Now, what you are asking is – “how shall we present our comparatives?” So in fact, you are dealing more with the presentation currency rather than functional currency for the last year.
As you know well, you can select any presentation currency for your financial statements (you don’t even need to present them in your functional currency). Thus you would simply restate previous year’s numbers in your “then-functional” currency to the presentation currency (your “new-functional” currency) in line with the IAS 21 rules (all assets+liabilities with the closing rate; P/L items with the average rate or the transaction date rate). I hope it helps! S.
If the company received an amount in foreign currency from a related company and director, do we need to re-translate the related company current account and director current at the rate with closing exchange rate at report date?
As the director c/a comprises of amount in several currencies, it seems it’s necessary to break down the balance in different parts by currencies and then re-translate. Is this correct?
after computing the foreign gain or loss on receivable and payable s using closing rate what will be the treatment. meaning that ledger to be debited and credited
if it’s loss on payables, then Debit P/L – Foreign exchange loss (or the same expenses as the ones related to your payables) / Credit Payables. Analogically the remaining items. You get the idea. S.

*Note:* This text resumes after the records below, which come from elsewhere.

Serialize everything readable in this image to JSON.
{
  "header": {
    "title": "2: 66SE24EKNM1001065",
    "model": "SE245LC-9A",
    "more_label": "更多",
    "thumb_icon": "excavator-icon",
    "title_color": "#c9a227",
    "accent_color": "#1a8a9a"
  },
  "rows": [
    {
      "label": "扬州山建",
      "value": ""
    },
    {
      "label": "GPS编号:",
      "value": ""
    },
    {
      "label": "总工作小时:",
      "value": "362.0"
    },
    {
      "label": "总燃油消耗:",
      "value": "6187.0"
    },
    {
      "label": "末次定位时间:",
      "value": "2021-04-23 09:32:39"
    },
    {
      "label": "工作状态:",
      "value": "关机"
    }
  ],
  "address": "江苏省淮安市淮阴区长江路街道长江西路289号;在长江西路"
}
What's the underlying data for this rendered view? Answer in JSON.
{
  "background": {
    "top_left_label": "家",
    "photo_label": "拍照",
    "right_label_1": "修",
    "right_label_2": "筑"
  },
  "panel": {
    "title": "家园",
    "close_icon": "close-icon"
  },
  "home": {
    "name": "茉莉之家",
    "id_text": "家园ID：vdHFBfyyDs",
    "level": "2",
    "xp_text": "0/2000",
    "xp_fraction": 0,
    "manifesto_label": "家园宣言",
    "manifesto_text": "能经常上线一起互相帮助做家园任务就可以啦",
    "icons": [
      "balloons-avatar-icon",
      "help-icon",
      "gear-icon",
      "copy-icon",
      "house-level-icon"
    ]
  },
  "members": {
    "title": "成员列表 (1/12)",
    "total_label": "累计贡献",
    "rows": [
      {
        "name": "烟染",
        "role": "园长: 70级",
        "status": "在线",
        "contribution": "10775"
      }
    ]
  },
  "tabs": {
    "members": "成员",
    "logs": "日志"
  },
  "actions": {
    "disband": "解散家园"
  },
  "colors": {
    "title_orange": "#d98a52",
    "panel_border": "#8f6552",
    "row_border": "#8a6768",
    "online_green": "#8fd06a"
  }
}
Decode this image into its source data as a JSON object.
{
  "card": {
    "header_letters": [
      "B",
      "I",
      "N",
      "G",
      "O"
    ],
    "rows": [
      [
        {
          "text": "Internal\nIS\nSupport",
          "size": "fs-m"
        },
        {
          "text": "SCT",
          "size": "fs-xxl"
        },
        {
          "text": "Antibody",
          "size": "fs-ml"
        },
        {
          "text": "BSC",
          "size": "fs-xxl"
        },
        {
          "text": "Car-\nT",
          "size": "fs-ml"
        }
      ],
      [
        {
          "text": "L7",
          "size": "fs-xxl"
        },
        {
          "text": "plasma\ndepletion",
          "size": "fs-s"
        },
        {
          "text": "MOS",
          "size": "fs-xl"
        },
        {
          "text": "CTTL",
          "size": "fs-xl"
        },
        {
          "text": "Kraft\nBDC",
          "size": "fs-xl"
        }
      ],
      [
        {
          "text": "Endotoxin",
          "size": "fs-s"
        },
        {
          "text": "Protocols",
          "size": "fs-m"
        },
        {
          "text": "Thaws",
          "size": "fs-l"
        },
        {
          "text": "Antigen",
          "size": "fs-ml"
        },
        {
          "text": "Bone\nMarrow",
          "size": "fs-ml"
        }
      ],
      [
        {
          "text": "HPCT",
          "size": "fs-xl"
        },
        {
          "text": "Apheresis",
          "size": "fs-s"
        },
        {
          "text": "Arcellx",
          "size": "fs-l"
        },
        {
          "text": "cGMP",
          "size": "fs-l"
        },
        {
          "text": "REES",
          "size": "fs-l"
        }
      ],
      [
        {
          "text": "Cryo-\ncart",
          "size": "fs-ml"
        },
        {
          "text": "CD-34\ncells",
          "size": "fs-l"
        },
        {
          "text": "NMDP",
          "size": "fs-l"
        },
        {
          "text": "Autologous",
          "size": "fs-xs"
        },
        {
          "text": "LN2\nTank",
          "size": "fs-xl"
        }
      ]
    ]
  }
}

if I have investment in subsidiaries and impairment of this investment. Both are in foreign currency. Which rate should I use to translate the presentation currency? Thanks in advance.
in your separate financial statements these are non-monetary items, therefore use historical rate. If you, for some reason, translate your financial statements into some presentation currency, use the closing rates. S.
Hi Silvia, I would like to know how one should treat a perpetual bond (callable) issued as Tier 1 capital in a Bank. Would this be a non-monetary because Tier 1 is considered capital? or should it be considered as a monetary item because it is similar to a bond?
this is a very interesting question. Now, let me ask you – does this bond pay some interest? If yes, then you have a compound instrument in fact: a principal = that is an equity part, and a liability = the obligation to pay interest. Under IAS 32, you should split these 2 parts and account for them separately (equity vs. liability). Once you do so, then a liability part is monetary and an equity part is non-monetary. S.
Thanks for your response.
Yes, this instrument does pay interest, however even the interest is conditional and at the discretion of the institution issuing the bond. Additionally, non-payment of interest is not considered an event of default since it is part of the structure of the bond. I presume that with these conditions in place that even the interest portion should be considered non-monetary. Am I right?
In this case, you need to classify this instrument correctly – debt or equity? How did the bank classify it – equity, I guess? As there’s no obligation to deliver cash, then it’s correct to classify it as equity and in such a case yes, I agree, non-monetary. S.
Thanks Silvia, that clarifies.
Hi Ms. Silvia,
Currently doing some research work on the proper classification on of Deferred Tax Asset/Liability as Monetary or Non-monetary. Can you expound on this part of the standard which you said indirectly states that DTA/DTL are monetary items:
“The standard IAS 12 Income Taxes indirectly indicates that the deferred tax assets and liabilities are monetary items, because it notes that the exchange rate differences on deferred foreign tax liabilities or assets are recognized in the statement of comprehensive income (par. 78).”
Thanks Ms. Silvia.